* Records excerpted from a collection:
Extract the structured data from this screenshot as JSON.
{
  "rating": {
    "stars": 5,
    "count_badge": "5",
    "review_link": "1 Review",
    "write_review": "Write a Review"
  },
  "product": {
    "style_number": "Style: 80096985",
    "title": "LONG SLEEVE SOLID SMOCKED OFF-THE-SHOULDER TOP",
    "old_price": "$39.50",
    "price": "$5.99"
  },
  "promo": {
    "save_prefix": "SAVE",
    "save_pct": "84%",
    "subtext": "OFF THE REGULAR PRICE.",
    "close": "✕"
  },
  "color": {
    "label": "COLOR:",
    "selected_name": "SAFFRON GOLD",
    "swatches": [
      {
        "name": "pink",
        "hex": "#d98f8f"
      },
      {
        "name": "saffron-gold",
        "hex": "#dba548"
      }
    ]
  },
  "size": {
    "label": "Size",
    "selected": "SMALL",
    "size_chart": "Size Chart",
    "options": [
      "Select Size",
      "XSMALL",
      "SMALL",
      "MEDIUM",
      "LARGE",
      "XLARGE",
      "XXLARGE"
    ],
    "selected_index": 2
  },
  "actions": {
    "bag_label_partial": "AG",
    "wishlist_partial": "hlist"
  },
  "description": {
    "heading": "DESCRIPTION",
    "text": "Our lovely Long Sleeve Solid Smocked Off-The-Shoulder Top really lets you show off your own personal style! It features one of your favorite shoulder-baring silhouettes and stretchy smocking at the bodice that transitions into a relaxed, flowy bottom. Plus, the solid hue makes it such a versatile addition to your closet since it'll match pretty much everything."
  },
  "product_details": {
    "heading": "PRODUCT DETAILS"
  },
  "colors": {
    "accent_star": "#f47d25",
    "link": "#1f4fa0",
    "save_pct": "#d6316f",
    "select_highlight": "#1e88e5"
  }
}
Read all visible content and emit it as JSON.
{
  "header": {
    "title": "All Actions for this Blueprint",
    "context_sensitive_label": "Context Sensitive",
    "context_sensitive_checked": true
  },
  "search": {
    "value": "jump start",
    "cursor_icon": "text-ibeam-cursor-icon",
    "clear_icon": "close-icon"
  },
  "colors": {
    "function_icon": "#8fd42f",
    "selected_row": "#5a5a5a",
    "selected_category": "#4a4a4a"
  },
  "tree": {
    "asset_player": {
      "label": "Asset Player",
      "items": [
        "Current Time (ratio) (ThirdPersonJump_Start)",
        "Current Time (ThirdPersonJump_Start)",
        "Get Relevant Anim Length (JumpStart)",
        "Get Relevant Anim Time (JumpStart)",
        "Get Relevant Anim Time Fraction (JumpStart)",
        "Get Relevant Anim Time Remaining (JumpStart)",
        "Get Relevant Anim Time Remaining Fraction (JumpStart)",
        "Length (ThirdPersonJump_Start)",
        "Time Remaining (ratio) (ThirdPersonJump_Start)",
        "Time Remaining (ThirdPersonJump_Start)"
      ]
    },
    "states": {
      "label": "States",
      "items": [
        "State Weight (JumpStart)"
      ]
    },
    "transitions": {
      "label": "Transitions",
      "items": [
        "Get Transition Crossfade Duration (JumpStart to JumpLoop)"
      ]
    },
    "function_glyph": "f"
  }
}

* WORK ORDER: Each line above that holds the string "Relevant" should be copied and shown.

* TASK RESPONSE:
        "Get Relevant Anim Length (JumpStart)",
        "Get Relevant Anim Time (JumpStart)",
        "Get Relevant Anim Time Fraction (JumpStart)",
        "Get Relevant Anim Time Remaining (JumpStart)",
        "Get Relevant Anim Time Remaining Fraction (JumpStart)",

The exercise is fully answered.